ACTION ITEM: Every entry has to be restated word for word.

[Data about app and page elements]
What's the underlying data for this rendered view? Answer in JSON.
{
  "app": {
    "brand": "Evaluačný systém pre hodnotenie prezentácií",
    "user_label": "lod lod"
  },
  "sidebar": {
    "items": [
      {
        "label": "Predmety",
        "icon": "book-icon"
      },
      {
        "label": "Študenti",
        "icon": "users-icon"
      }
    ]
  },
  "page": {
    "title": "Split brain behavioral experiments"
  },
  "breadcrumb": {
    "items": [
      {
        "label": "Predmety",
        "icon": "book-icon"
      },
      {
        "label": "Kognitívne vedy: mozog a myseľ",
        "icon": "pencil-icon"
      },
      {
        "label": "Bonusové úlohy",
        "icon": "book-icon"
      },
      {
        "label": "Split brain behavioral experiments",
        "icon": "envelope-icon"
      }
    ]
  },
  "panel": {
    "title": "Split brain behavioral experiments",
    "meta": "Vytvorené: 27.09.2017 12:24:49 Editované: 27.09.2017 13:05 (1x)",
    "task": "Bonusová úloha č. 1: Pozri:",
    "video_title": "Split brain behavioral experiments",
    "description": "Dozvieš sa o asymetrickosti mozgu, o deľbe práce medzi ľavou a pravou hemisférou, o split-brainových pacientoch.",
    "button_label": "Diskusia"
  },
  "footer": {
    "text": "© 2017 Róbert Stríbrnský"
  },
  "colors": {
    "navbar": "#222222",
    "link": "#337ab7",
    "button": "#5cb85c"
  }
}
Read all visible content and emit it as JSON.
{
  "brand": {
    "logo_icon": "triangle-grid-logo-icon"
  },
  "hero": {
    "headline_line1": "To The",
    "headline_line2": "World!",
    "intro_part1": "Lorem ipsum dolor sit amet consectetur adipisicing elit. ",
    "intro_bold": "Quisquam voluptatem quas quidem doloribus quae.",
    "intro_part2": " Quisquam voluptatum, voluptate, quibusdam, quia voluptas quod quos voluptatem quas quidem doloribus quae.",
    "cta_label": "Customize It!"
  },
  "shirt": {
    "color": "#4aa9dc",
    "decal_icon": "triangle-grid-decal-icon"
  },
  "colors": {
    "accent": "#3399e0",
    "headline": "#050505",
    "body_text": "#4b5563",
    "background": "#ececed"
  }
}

WORKED SOLUTION:
What's the underlying data for this rendered view? Answer in JSON.
{
  "app": {
    "brand": "Evaluačný systém pre hodnotenie prezentácií",
    "user_label": "lod lod"
  },
  "sidebar": {
    "items": [
      {
        "label": "Predmety",
        "icon": "book-icon"
      },
      {
        "label": "Študenti",
        "icon": "users-icon"
      }
    ]
  },
  "page": {
    "title": "Split brain behavioral experiments"
  },
  "breadcrumb": {
    "items": [
      {
        "label": "Predmety",
        "icon": "book-icon"
      },
      {
        "label": "Kognitívne vedy: mozog a myseľ",
        "icon": "pencil-icon"
      },
      {
        "label": "Bonusové úlohy",
        "icon": "book-icon"
      },
      {
        "label": "Split brain behavioral experiments",
        "icon": "envelope-icon"
      }
    ]
  },
  "panel": {
    "title": "Split brain behavioral experiments",
    "meta": "Vytvorené: 27.09.2017 12:24:49 Editované: 27.09.2017 13:05 (1x)",
    "task": "Bonusová úloha č. 1: Pozri:",
    "video_title": "Split brain behavioral experiments",
    "description": "Dozvieš sa o asymetrickosti mozgu, o deľbe práce medzi ľavou a pravou hemisférou, o split-brainových pacientoch.",
    "button_label": "Diskusia"
  },
  "footer": {
    "text": "© 2017 Róbert Stríbrnský"
  },
  "colors": {
    "navbar": "#222222",
    "link": "#337ab7",
    "button": "#5cb85c"
  }
}
Read all visible content and emit it as JSON.
{
  "brand": {
    "logo_icon": "triangle-grid-logo-icon"
  },
  "hero": {
    "headline_line1": "To The",
    "headline_line2": "World!",
    "intro_part1": "Lorem ipsum dolor sit amet consectetur adipisicing elit. ",
    "intro_bold": "Quisquam voluptatem quas quidem doloribus quae.",
    "intro_part2": " Quisquam voluptatum, voluptate, quibusdam, quia voluptas quod quos voluptatem quas quidem doloribus quae.",
    "cta_label": "Customize It!"
  },
  "shirt": {
    "color": "#4aa9dc",
    "decal_icon": "triangle-grid-decal-icon"
  },
  "colors": {
    "accent": "#3399e0",
    "headline": "#050505",
    "body_text": "#4b5563",
    "background": "#ececed"
  }
}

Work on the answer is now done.